Witness to History
by Nicole Rasul
Lieutenant Colonel Karen Vinson-Van Houter (’67) (or Karen, as she asked to be called in this story) has always had a strong sense of adventure. During the early 1960s and the start of the Vietnam War Era, the Rossford, Ohio, native left her small town in the dark of night to join the U.S. military. She was 18 at a time when women had to be 21 to enlist without parental consent.
“It was June 1963,” the 74-year-old recently said. “I had just graduated from high school and I boarded a bus on the corner at 4 a.m., headed to Fort McClellan in Alabama for Women’s Army Corps training. I left a note on my bed for my family.” Karen’s father soon tracked her down and, after a stern conversation, agreed to sign the paperwork that would enable her to pursue military training.
In the Women’s Army Corps, Karen followed a budding interest in nursing, a field she had discovered in her youth as a Red Cross volunteer at a hospital in Toledo. After a year in the military and having earned the title of certified nursing assistant, she phoned The Ohio State University to see if her earlier acceptance there was still valid. Fortunately, it was, and in the autumn of 1964, while still on active duty, she began her studies at Ohio State, graduating with a Bachelor of Science in Nursing several years later.
From there, a busy and celebrated climb through the ranks of the U.S. military ensued. In late 1967, she was sent to the Vietnam War as a nurse in the Army Nurse Corps. “It was horrible,” she says. “I was used to seeing blood and death, but seeing 18-year old soldiers in such bad shape from war was very difficult.” Witness to the Tet Offensive, she was stationed at a camp that was overrun by the Viet Cong.
By mid-1968 she was back on U.S. soil. Karen was stationed at Walter Reed Army Medical Center (now called Walter Reed National Military Medical Center) in Washington, D.C. when the Surgeon General of the United States Army, Leonard Heaton, stopped to visit one of her patients. Unaware of the guest’s high rank, (he was dressed in civilian clothes and she didn’t recognize him), she firmly said “no” to a visit — she had just delivered pain medication and the patient needed to rest.
The next morning, Karen was called into an office where she encountered the Surgeon General, this time in full military regalia. Impressed with her actions the day before, he reassigned her to his floor at the medical center. She spent the next 10 and a half months caring for her most famous patient to date, General Dwight D. Eisenhower, five-star general and 34th president of the United States, before his death in 1969.
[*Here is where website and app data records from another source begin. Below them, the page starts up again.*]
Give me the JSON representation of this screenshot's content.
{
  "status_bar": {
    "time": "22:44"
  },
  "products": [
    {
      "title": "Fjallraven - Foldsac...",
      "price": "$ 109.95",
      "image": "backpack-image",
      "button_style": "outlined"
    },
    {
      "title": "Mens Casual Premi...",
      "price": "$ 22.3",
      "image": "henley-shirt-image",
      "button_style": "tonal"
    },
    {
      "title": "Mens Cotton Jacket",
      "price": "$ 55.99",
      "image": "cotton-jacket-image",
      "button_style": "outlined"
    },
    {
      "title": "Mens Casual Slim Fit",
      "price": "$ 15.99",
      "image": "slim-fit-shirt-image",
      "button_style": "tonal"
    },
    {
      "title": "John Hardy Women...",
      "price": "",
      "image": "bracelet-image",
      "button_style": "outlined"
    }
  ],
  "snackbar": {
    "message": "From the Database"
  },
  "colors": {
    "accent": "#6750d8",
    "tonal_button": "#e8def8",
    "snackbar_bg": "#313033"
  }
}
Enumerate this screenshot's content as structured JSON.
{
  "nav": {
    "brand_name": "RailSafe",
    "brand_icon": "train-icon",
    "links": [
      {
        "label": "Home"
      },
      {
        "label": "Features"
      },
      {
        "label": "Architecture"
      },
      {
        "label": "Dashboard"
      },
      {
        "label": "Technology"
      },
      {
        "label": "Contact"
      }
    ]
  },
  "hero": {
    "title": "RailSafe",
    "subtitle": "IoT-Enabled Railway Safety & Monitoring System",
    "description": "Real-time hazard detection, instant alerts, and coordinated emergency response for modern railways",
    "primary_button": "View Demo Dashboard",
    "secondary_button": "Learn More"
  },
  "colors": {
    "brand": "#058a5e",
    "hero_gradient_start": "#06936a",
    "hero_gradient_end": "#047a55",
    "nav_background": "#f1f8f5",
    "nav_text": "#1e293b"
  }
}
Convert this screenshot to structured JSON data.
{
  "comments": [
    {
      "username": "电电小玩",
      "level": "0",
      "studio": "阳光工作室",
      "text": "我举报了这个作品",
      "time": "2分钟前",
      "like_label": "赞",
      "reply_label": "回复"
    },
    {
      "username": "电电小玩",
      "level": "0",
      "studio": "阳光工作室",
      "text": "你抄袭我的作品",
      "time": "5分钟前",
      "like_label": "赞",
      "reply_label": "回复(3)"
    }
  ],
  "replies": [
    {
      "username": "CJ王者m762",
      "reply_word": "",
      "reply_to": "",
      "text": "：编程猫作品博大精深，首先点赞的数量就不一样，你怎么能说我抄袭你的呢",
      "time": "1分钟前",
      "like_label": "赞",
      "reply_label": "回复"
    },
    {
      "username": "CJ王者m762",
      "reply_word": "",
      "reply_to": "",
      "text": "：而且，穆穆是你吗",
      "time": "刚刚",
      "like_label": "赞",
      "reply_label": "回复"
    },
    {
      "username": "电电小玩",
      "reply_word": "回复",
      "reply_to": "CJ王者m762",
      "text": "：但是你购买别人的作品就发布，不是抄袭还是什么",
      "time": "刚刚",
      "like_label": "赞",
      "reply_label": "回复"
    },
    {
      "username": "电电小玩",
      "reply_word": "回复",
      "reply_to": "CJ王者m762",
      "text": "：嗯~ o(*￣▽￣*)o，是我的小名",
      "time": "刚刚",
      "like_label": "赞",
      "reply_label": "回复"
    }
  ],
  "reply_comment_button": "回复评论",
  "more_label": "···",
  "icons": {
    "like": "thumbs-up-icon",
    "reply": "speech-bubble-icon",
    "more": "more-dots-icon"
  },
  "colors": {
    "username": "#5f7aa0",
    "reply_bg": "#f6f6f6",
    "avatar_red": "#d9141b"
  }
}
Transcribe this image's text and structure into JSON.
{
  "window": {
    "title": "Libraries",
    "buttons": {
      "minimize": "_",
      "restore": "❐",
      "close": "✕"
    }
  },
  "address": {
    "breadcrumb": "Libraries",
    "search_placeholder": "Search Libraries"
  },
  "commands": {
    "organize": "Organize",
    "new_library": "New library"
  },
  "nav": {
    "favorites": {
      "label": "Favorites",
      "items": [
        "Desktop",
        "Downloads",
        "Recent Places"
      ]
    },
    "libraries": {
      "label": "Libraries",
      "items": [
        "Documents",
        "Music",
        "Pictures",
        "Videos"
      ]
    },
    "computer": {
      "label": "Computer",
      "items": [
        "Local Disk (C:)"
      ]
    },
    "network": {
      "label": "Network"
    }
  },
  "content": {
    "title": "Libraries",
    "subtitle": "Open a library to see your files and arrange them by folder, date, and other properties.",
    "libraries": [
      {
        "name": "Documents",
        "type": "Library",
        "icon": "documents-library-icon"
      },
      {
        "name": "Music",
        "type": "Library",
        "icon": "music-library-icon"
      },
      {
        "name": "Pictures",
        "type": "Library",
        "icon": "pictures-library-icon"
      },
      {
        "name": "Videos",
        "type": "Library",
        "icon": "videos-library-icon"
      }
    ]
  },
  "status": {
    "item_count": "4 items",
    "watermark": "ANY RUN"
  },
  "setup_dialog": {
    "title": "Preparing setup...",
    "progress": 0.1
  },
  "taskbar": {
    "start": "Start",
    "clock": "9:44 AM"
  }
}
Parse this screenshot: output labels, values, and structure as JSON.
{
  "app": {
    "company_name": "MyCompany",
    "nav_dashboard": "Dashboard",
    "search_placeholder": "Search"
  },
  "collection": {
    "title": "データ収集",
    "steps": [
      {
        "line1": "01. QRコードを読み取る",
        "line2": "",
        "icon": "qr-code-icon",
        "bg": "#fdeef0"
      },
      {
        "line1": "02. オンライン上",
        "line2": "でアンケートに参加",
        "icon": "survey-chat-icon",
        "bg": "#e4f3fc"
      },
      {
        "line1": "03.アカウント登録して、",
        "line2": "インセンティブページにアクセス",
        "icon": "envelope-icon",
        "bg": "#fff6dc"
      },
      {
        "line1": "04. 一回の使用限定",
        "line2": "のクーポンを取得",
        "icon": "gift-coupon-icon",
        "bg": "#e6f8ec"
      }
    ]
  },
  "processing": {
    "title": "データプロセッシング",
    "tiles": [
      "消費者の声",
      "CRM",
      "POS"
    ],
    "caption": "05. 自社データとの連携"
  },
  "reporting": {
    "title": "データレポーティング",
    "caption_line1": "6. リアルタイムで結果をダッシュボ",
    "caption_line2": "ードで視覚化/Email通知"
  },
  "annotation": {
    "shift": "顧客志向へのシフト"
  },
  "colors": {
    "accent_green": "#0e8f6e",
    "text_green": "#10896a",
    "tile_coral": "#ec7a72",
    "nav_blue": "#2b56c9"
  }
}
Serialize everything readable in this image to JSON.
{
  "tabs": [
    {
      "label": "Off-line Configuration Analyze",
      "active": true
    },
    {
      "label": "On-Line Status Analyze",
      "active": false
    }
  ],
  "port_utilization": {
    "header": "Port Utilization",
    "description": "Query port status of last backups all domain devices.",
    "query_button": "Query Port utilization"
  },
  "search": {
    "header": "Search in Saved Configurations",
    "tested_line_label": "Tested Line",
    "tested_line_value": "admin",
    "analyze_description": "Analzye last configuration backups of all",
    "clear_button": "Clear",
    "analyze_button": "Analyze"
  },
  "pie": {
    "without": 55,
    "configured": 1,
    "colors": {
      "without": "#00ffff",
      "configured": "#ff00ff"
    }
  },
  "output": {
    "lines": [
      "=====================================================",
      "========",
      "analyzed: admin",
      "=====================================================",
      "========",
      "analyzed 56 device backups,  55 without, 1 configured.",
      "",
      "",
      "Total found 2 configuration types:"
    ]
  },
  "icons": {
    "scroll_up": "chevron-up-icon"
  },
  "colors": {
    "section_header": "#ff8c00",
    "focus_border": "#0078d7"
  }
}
After her stint at Walter Reed, Karen was assigned to nurse recruiting duty in Chicago until 1972. During those volatile late war years, her military vehicles were firebombed and covered in paint by anti-war protestors. She was even once arrested while walking down the street in uniform, the police mistaking her for a protestor.
A four-year assignment in Hawaii at Tripler Army Medical Center followed. For the first time in her career, she was stationed in an emergency department, a medical specialty that would quickly become Karen’s practice of choice. “It’s an adrenaline rush,” she said recently about the field where she still works more than 40 years later. While there, she completed her master’s degree at the University of Hawai'i at Mānoa.
During the late 1970s, Karen took assignments in Kansas, Washington, Washington D.C. and Georgia. “I didn’t even know if I was going to stay in the Army,” she said with a chuckle. “I ended up having a career without even realizing it.” By 1987, she had risen the ranks to Lieutenant Colonel.
She retired from the military only to take on a new career as a financial planner for 12 years, and then return to nursing. She has worked in EDs in Georgia, South Carolina, Florida and, most recently, Louisiana. Karen now shuttles between part-time work in Ochsner Medical Center in New Orleans and her home in Pensacola, Florida.
“My husband keeps asking me if I’ll retire,” the nurse of more than 50 years said. “I can still walk, talk, chew gum and run around most of them,” she remarked jokingly about her younger colleagues. “Maybe in two or three years.”